Live music is pretty awesome, and mind-blowing live music is even better. Only my experiences with Radiohead and Modest Mouse can seriously compete with this show. Check it out.
I’m a few days removed and the ringing noise has finally left my ears. My legs are still sore from the standing in line before and at the show, and my brain is still completely liquid from the mesmerizing live experience of St. Vincent in Columbus, Ohio. For those not interested in reading this whole thing, just know: this was one of the best shows I’ve ever seen.
The evening started at the Newport Music Hall on a strong note from opener Shearwater. I had previously experienced them at the start of a Sharon Van Etten concert in February. At that point I had never heard of the band, but they nearly stole the show. Following that performance, I explored their catalog and discovered a deep, rewarding library of sound. While they were the “merely” warm-up entertainment again on Tuesday, they did not disappoint. Their blend of Sonic Youth and Talk Talk (with a touch of the grandiose a la U2 or Arcade Fire) filled the room and their exceptional musicianship drew me in closer. The crowd was, unfortunately, uninterested in Shearwater. It’s a shame because they unleashed a great, varied set designed to appeal to any fan of rock (piano songs like “The Snow Leopard,” big statement songs like “Animal Life,” and full-on rockers like “Immaculate“). Be sure to check out their new record Animal Joy, out right now on Sub Pop. It’s the source material for most of their current live set and is probably better musically than anything St. Vincent has done.
But then, a live show isn’t all about the music. You see, after Shearwater finished I stood aglow from their excellent performance… only to be completely blown away the instant Annie Clark attacked her guitar.

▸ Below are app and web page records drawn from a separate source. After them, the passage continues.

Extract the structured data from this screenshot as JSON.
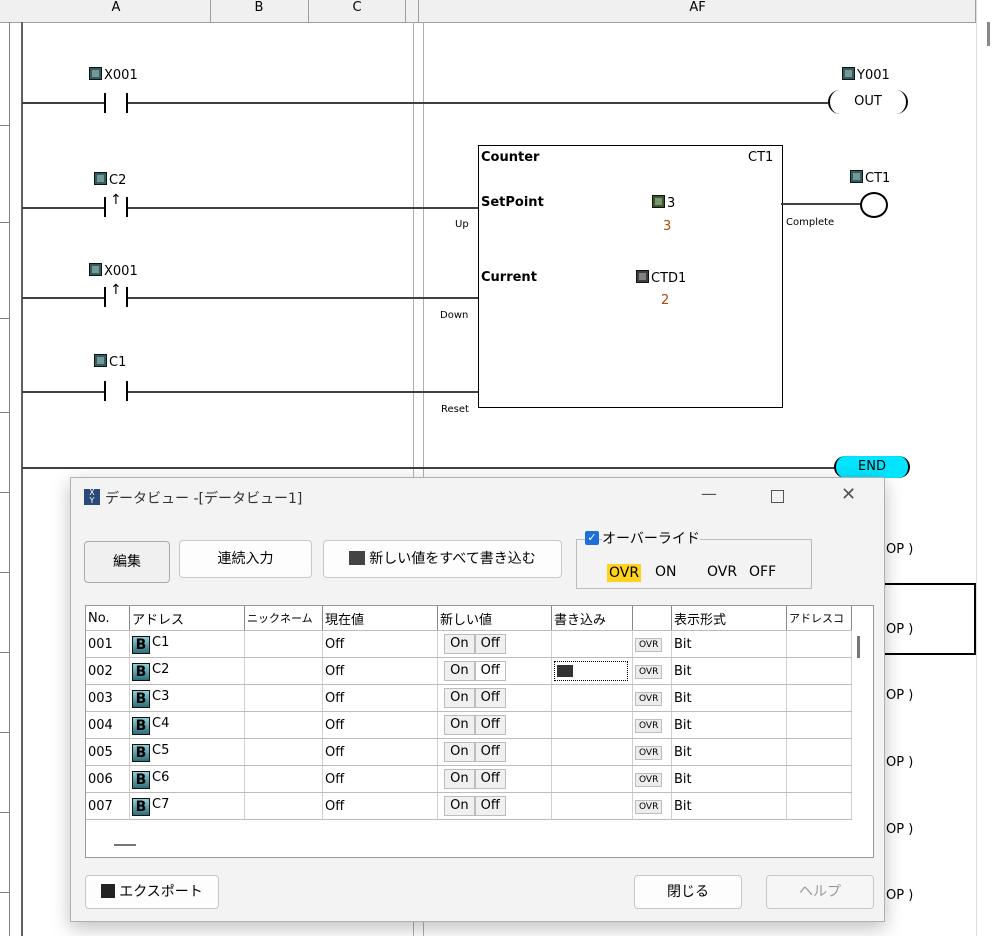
{
  "columns": [
    "A",
    "B",
    "C",
    "AF"
  ],
  "ladder": {
    "rung1": {
      "contact": "X001",
      "coil": "Y001",
      "coil_label": "OUT"
    },
    "rung2": {
      "contact": "C2",
      "block_title": "Counter",
      "block_id": "CT1",
      "setpoint_label": "SetPoint",
      "setpoint_addr": "3",
      "setpoint_val": "3",
      "current_label": "Current",
      "current_addr": "CTD1",
      "current_val": "2",
      "up": "Up",
      "complete": "Complete",
      "out": "CT1"
    },
    "rung3": {
      "contact": "X001",
      "down": "Down"
    },
    "rung4": {
      "contact": "C1",
      "reset": "Reset"
    },
    "end": "END",
    "nop": "OP )"
  },
  "dialog": {
    "title": "データビュー -[データビュー1]",
    "edit": "編集",
    "continuous": "連続入力",
    "write_all": "新しい値をすべて書き込む",
    "override": "オーバーライド",
    "ovr": "OVR",
    "on": "ON",
    "off": "OFF",
    "export": "エクスポート",
    "close": "閉じる",
    "help": "ヘルプ",
    "headers": [
      "No.",
      "アドレス",
      "ニックネーム",
      "現在値",
      "新しい値",
      "書き込み",
      "",
      "表示形式",
      "アドレスコ"
    ],
    "rows": [
      {
        "no": "001",
        "addr": "C1",
        "cur": "Off",
        "fmt": "Bit"
      },
      {
        "no": "002",
        "addr": "C2",
        "cur": "Off",
        "fmt": "Bit"
      },
      {
        "no": "003",
        "addr": "C3",
        "cur": "Off",
        "fmt": "Bit"
      },
      {
        "no": "004",
        "addr": "C4",
        "cur": "Off",
        "fmt": "Bit"
      },
      {
        "no": "005",
        "addr": "C5",
        "cur": "Off",
        "fmt": "Bit"
      },
      {
        "no": "006",
        "addr": "C6",
        "cur": "Off",
        "fmt": "Bit"
      },
      {
        "no": "007",
        "addr": "C7",
        "cur": "Off",
        "fmt": "Bit"
      }
    ],
    "on_btn": "On",
    "off_btn": "Off",
    "ovr_small": "OVR"
  }
}
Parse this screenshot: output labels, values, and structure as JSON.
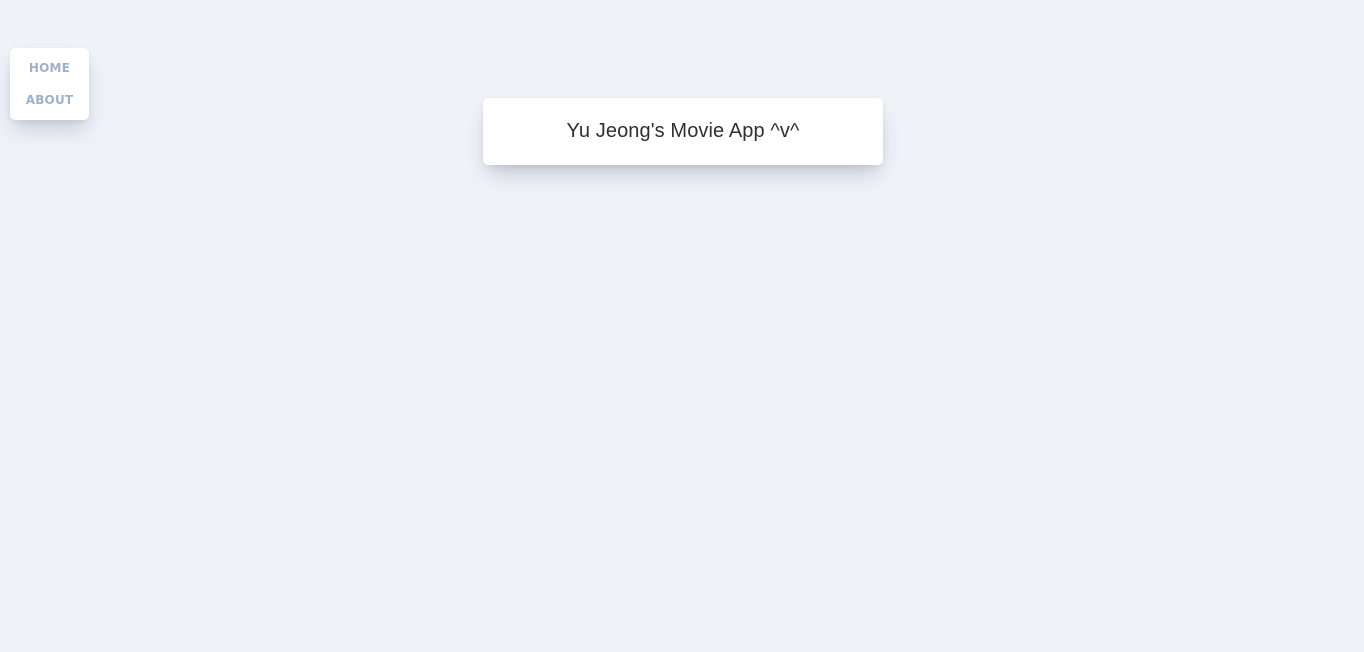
{
  "navigation": {
    "items": [
      {
        "label": "HOME"
      },
      {
        "label": "ABOUT"
      }
    ]
  },
  "header": {
    "title": "Yu Jeong's Movie App ^v^"
  },
  "colors": {
    "background": "#eff2f7",
    "card": "#ffffff",
    "nav_link": "#9fb0c8",
    "title_text": "#2f3033"
  }
}
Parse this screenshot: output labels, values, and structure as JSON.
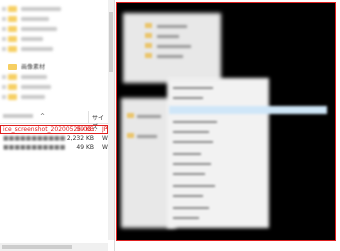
{
  "explorer": {
    "tree_label": "画像素材",
    "columns": {
      "name_sort_icon": "sort-ascending-icon",
      "size": "サイズ"
    },
    "files": [
      {
        "name": "ice_screenshot_20200525-03...",
        "size": "99 KB",
        "type": "JP",
        "selected": true
      },
      {
        "name": "",
        "size": "2,232 KB",
        "type": "W",
        "selected": false
      },
      {
        "name": "",
        "size": "49 KB",
        "type": "W",
        "selected": false
      }
    ]
  },
  "preview": {
    "selection_color": "#e02020",
    "highlight_color": "#cfe6f8"
  }
}
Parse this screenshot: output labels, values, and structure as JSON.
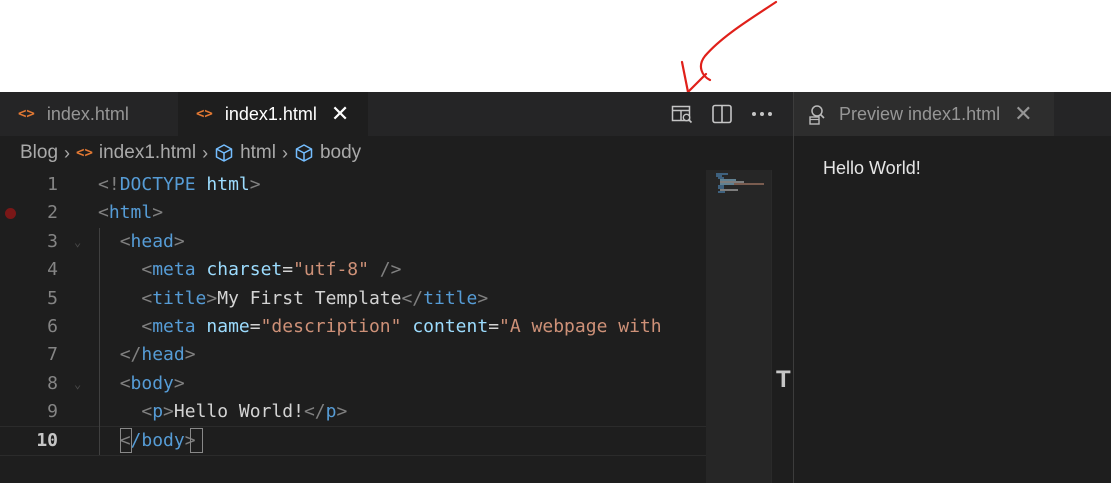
{
  "tabs": [
    {
      "label": "index.html",
      "icon": "html-file-icon",
      "active": false
    },
    {
      "label": "index1.html",
      "icon": "html-file-icon",
      "active": true
    }
  ],
  "tab_icon_glyph": "<>",
  "close_glyph": "✕",
  "breadcrumbs": {
    "root": "Blog",
    "file": "index1.html",
    "symbol1": "html",
    "symbol2": "body"
  },
  "editor": {
    "current_line": 10,
    "breakpoint_line": 2,
    "lines": [
      {
        "n": "1",
        "segments": [
          [
            "punc",
            "<!"
          ],
          [
            "tag",
            "DOCTYPE "
          ],
          [
            "attr",
            "html"
          ],
          [
            "punc",
            ">"
          ]
        ]
      },
      {
        "n": "2",
        "segments": [
          [
            "punc",
            "<"
          ],
          [
            "tag",
            "html"
          ],
          [
            "punc",
            ">"
          ]
        ]
      },
      {
        "n": "3",
        "segments": [
          [
            "text",
            "  "
          ],
          [
            "punc",
            "<"
          ],
          [
            "tag",
            "head"
          ],
          [
            "punc",
            ">"
          ]
        ]
      },
      {
        "n": "4",
        "segments": [
          [
            "text",
            "    "
          ],
          [
            "punc",
            "<"
          ],
          [
            "tag",
            "meta "
          ],
          [
            "attr",
            "charset"
          ],
          [
            "text",
            "="
          ],
          [
            "str",
            "\"utf-8\""
          ],
          [
            "text",
            " "
          ],
          [
            "punc",
            "/>"
          ]
        ]
      },
      {
        "n": "5",
        "segments": [
          [
            "text",
            "    "
          ],
          [
            "punc",
            "<"
          ],
          [
            "tag",
            "title"
          ],
          [
            "punc",
            ">"
          ],
          [
            "text",
            "My First Template"
          ],
          [
            "punc",
            "</"
          ],
          [
            "tag",
            "title"
          ],
          [
            "punc",
            ">"
          ]
        ]
      },
      {
        "n": "6",
        "segments": [
          [
            "text",
            "    "
          ],
          [
            "punc",
            "<"
          ],
          [
            "tag",
            "meta "
          ],
          [
            "attr",
            "name"
          ],
          [
            "text",
            "="
          ],
          [
            "str",
            "\"description\""
          ],
          [
            "text",
            " "
          ],
          [
            "attr",
            "content"
          ],
          [
            "text",
            "="
          ],
          [
            "str",
            "\"A webpage with"
          ]
        ]
      },
      {
        "n": "7",
        "segments": [
          [
            "text",
            "  "
          ],
          [
            "punc",
            "</"
          ],
          [
            "tag",
            "head"
          ],
          [
            "punc",
            ">"
          ]
        ]
      },
      {
        "n": "8",
        "segments": [
          [
            "text",
            "  "
          ],
          [
            "punc",
            "<"
          ],
          [
            "tag",
            "body"
          ],
          [
            "punc",
            ">"
          ]
        ]
      },
      {
        "n": "9",
        "segments": [
          [
            "text",
            "    "
          ],
          [
            "punc",
            "<"
          ],
          [
            "tag",
            "p"
          ],
          [
            "punc",
            ">"
          ],
          [
            "text",
            "Hello World!"
          ],
          [
            "punc",
            "</"
          ],
          [
            "tag",
            "p"
          ],
          [
            "punc",
            ">"
          ]
        ]
      },
      {
        "n": "10",
        "segments": [
          [
            "text",
            "  "
          ],
          [
            "punc",
            "<"
          ],
          [
            "tag",
            "/body"
          ],
          [
            "punc",
            ">"
          ]
        ]
      }
    ]
  },
  "preview": {
    "tab_label": "Preview index1.html",
    "content": "Hello World!"
  },
  "overview_ruler_glyph": "T",
  "colors": {
    "annotation_red": "#e0201a",
    "html_icon_orange": "#e37933",
    "symbol_blue": "#75beff",
    "breakpoint": "#7a1717"
  }
}
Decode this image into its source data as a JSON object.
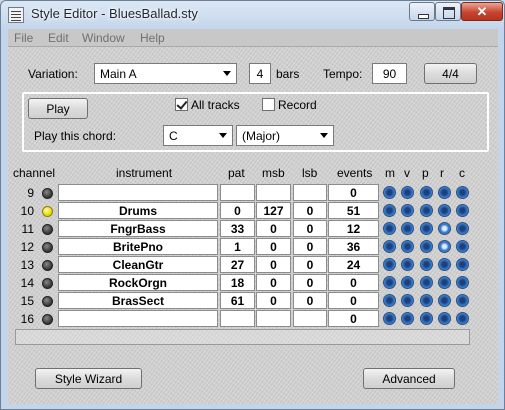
{
  "window": {
    "title": "Style Editor - BluesBallad.sty"
  },
  "menu": [
    "File",
    "Edit",
    "Window",
    "Help"
  ],
  "settings": {
    "variation_label": "Variation:",
    "variation_value": "Main A",
    "bars_value": "4",
    "bars_label": "bars",
    "tempo_label": "Tempo:",
    "tempo_value": "90",
    "time_sig_button": "4/4"
  },
  "playback": {
    "play_button": "Play",
    "all_tracks_label": "All tracks",
    "all_tracks_checked": true,
    "record_label": "Record",
    "record_checked": false,
    "chord_label": "Play this chord:",
    "chord_root": "C",
    "chord_type": "(Major)"
  },
  "table": {
    "headers": [
      "channel",
      "instrument",
      "pat",
      "msb",
      "lsb",
      "events",
      "m",
      "v",
      "p",
      "r",
      "c"
    ],
    "rows": [
      {
        "channel": "9",
        "instrument": "",
        "pat": "",
        "msb": "",
        "lsb": "",
        "events": "0",
        "active": false,
        "v_on": false,
        "r_on": false
      },
      {
        "channel": "10",
        "instrument": "Drums",
        "pat": "0",
        "msb": "127",
        "lsb": "0",
        "events": "51",
        "active": true,
        "v_on": false,
        "r_on": false
      },
      {
        "channel": "11",
        "instrument": "FngrBass",
        "pat": "33",
        "msb": "0",
        "lsb": "0",
        "events": "12",
        "active": false,
        "v_on": false,
        "r_on": true
      },
      {
        "channel": "12",
        "instrument": "BritePno",
        "pat": "1",
        "msb": "0",
        "lsb": "0",
        "events": "36",
        "active": false,
        "v_on": false,
        "r_on": true
      },
      {
        "channel": "13",
        "instrument": "CleanGtr",
        "pat": "27",
        "msb": "0",
        "lsb": "0",
        "events": "24",
        "active": false,
        "v_on": false,
        "r_on": false
      },
      {
        "channel": "14",
        "instrument": "RockOrgn",
        "pat": "18",
        "msb": "0",
        "lsb": "0",
        "events": "0",
        "active": false,
        "v_on": false,
        "r_on": false
      },
      {
        "channel": "15",
        "instrument": "BrasSect",
        "pat": "61",
        "msb": "0",
        "lsb": "0",
        "events": "0",
        "active": false,
        "v_on": false,
        "r_on": false
      },
      {
        "channel": "16",
        "instrument": "",
        "pat": "",
        "msb": "",
        "lsb": "",
        "events": "0",
        "active": false,
        "v_on": false,
        "r_on": false
      }
    ]
  },
  "footer": {
    "style_wizard_button": "Style Wizard",
    "advanced_button": "Advanced"
  }
}
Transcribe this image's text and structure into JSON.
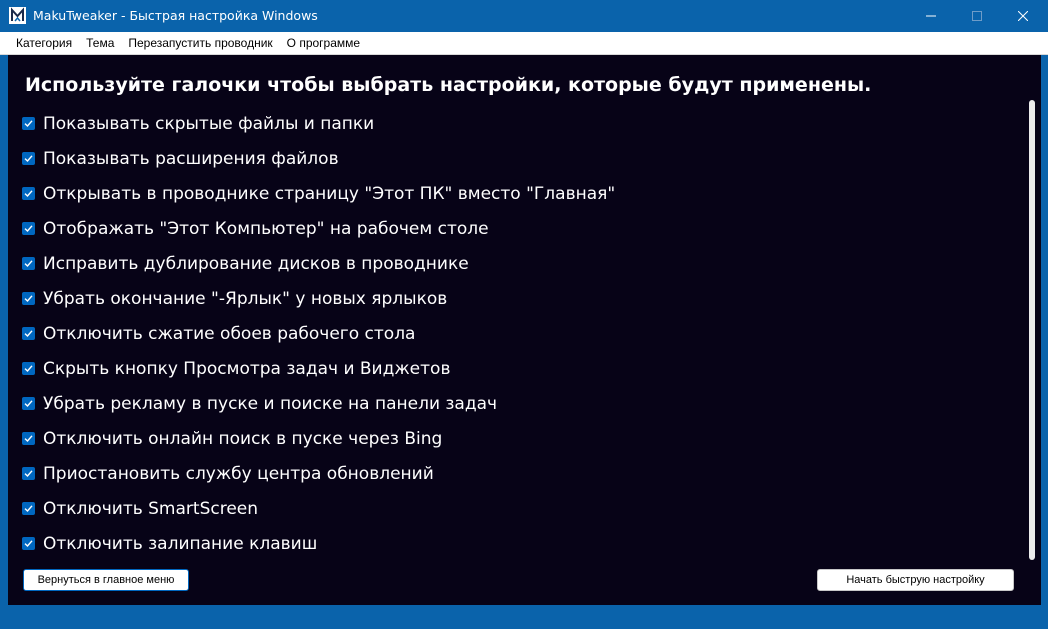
{
  "window": {
    "title": "MakuTweaker - Быстрая настройка Windows",
    "accent_color": "#0a63ab",
    "content_bg": "#070317"
  },
  "titlebar_buttons": {
    "minimize_icon": "minimize-icon",
    "maximize_icon": "maximize-icon",
    "close_icon": "close-icon"
  },
  "menu": {
    "items": [
      {
        "label": "Категория"
      },
      {
        "label": "Тема"
      },
      {
        "label": "Перезапустить проводник"
      },
      {
        "label": "О программе"
      }
    ]
  },
  "main": {
    "heading": "Используйте галочки чтобы выбрать настройки, которые будут применены.",
    "options": [
      {
        "label": "Показывать скрытые файлы и папки",
        "checked": true
      },
      {
        "label": "Показывать расширения файлов",
        "checked": true
      },
      {
        "label": "Открывать в проводнике страницу \"Этот ПК\" вместо \"Главная\"",
        "checked": true
      },
      {
        "label": "Отображать \"Этот Компьютер\" на рабочем столе",
        "checked": true
      },
      {
        "label": "Исправить дублирование дисков в проводнике",
        "checked": true
      },
      {
        "label": "Убрать окончание \"-Ярлык\" у новых ярлыков",
        "checked": true
      },
      {
        "label": "Отключить сжатие обоев рабочего стола",
        "checked": true
      },
      {
        "label": "Скрыть кнопку Просмотра задач и Виджетов",
        "checked": true
      },
      {
        "label": "Убрать рекламу в пуске и поиске на панели задач",
        "checked": true
      },
      {
        "label": "Отключить онлайн поиск в пуске через Bing",
        "checked": true
      },
      {
        "label": "Приостановить службу центра обновлений",
        "checked": true
      },
      {
        "label": "Отключить SmartScreen",
        "checked": true
      },
      {
        "label": "Отключить залипание клавиш",
        "checked": true
      }
    ],
    "checkbox_color": "#0067c0"
  },
  "footer": {
    "back_label": "Вернуться в главное меню",
    "start_label": "Начать быструю настройку"
  }
}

For the uninformed, St. Vincent is the stage name of Annie Clark. The album appeal of St. Vincent is in the baroque rock style, the reflective lyrics, the unique song structures, and the maniacal guitar work. The studio versions of songs sound carefully constructed with layers of guitar, strings, and reed instruments. I had heard whispers of the live versions of these tracks, but was skeptical and viewed this as an opportunity to see Shearwater again.
I’ll never make that mistake again. Live, St. Vincent (as a band) takes every song and mutates it into a focused, loud, bombastic, explosive wall of sound. They kicked things off with opener “Marrow,” and instantly showed their ferocious power. The album version of the song has a funky chorus with mechanical-sounding guitars that erupt from the quiet in a way that would make Pixies proud. Live? It blows up to devastating and amazing effect.
Highlights from last year’s Strange Mercy worked perfectly in the live setting. The fist-pumping refrain of “Cheerleader” brought deafening cheers from the crowd every time. The guitar breakdown at the end of “Surgeon” was completely overwhelming as Clark attacked her instrument with precision and total disregard for human life. It was thrilling to just watch her at work and even more rewarding to hear the outcome.
But all these songs were ultimately engaging because of Annie Clark’s stage presence. She was entirely possessed, and that’s a very good thing. Her movements (and quasi-neuroses) recalled those of David Byrne in “Once in a Lifetime” but were done during guitar work. Her ability to work the crowd and fall into a seemingly-hypnotic self-imposed guitar trance only served to pull even more attention to the stage.
While the whole show was a highlight, the two highest high points were a cover song and a new track. First, the cover song: “She is Beyond Good and Evil” is a track originally by the band The Pop Group. But St. Vincent takes the song, injects new layers of guitar, and pushes the speed to an intimidating level. It was pure rock and immensely satisfying. The new track was the recent single “Krokodil.” The song is good, but the live version features Annie Clark diving into the crowd and surfing while still signing the freaking song and never losing a word. It was crazy. The song itself is fantastic, but the physical and mental ability to perform like this is just nuts.
Otherworldly guitar playing, exceptional stage presence, and strong musical compositions? The crowd was completely blown away and more than a few people I passed on the way to the doors uttered a similar reaction: “Holy f%#& that was amazing!” Don’t miss out on the chance to see one of the best live acts in music right now. Shearwater was awesome, St. Vincent was that much better.